(What you will do): Only the lines with "NIÊN" in the entries below belong in the answer; please copy them.

-------- Dataset extract

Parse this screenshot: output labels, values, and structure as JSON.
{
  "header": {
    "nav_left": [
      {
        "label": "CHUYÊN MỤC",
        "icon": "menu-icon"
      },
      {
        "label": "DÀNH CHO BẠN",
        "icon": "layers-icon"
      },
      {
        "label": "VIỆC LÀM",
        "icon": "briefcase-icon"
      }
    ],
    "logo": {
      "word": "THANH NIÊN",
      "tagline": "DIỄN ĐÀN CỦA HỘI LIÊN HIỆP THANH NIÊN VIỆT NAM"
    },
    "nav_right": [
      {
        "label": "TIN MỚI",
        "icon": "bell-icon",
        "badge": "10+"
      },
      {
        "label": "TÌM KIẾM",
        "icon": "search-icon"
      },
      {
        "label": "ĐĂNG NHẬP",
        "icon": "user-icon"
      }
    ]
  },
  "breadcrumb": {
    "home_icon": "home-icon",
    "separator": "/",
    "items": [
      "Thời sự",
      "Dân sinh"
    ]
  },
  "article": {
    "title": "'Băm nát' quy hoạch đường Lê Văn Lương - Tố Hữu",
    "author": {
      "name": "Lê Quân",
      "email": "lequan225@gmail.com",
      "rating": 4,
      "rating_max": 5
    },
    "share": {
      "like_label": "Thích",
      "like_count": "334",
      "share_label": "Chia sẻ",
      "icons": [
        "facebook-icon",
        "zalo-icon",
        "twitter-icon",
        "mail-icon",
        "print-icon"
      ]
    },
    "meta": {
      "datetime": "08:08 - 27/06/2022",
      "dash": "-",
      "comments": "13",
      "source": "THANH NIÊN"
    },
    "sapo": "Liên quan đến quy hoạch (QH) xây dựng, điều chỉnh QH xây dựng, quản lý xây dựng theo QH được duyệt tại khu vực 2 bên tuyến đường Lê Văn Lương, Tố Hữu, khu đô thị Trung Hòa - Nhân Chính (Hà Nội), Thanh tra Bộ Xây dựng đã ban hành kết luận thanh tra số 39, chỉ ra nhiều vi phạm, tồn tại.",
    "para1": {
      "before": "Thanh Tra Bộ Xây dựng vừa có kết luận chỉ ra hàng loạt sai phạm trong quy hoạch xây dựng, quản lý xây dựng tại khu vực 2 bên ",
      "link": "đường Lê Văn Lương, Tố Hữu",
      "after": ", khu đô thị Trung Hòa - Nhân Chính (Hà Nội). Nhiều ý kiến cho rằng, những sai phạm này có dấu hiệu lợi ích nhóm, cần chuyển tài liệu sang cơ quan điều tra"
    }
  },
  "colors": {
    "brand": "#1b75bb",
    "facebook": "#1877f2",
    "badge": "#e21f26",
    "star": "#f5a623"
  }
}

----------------

(Output below):
      "word": "THANH NIÊN",
      "tagline": "DIỄN ĐÀN CỦA HỘI LIÊN HIỆP THANH NIÊN VIỆT NAM"
      "source": "THANH NIÊN"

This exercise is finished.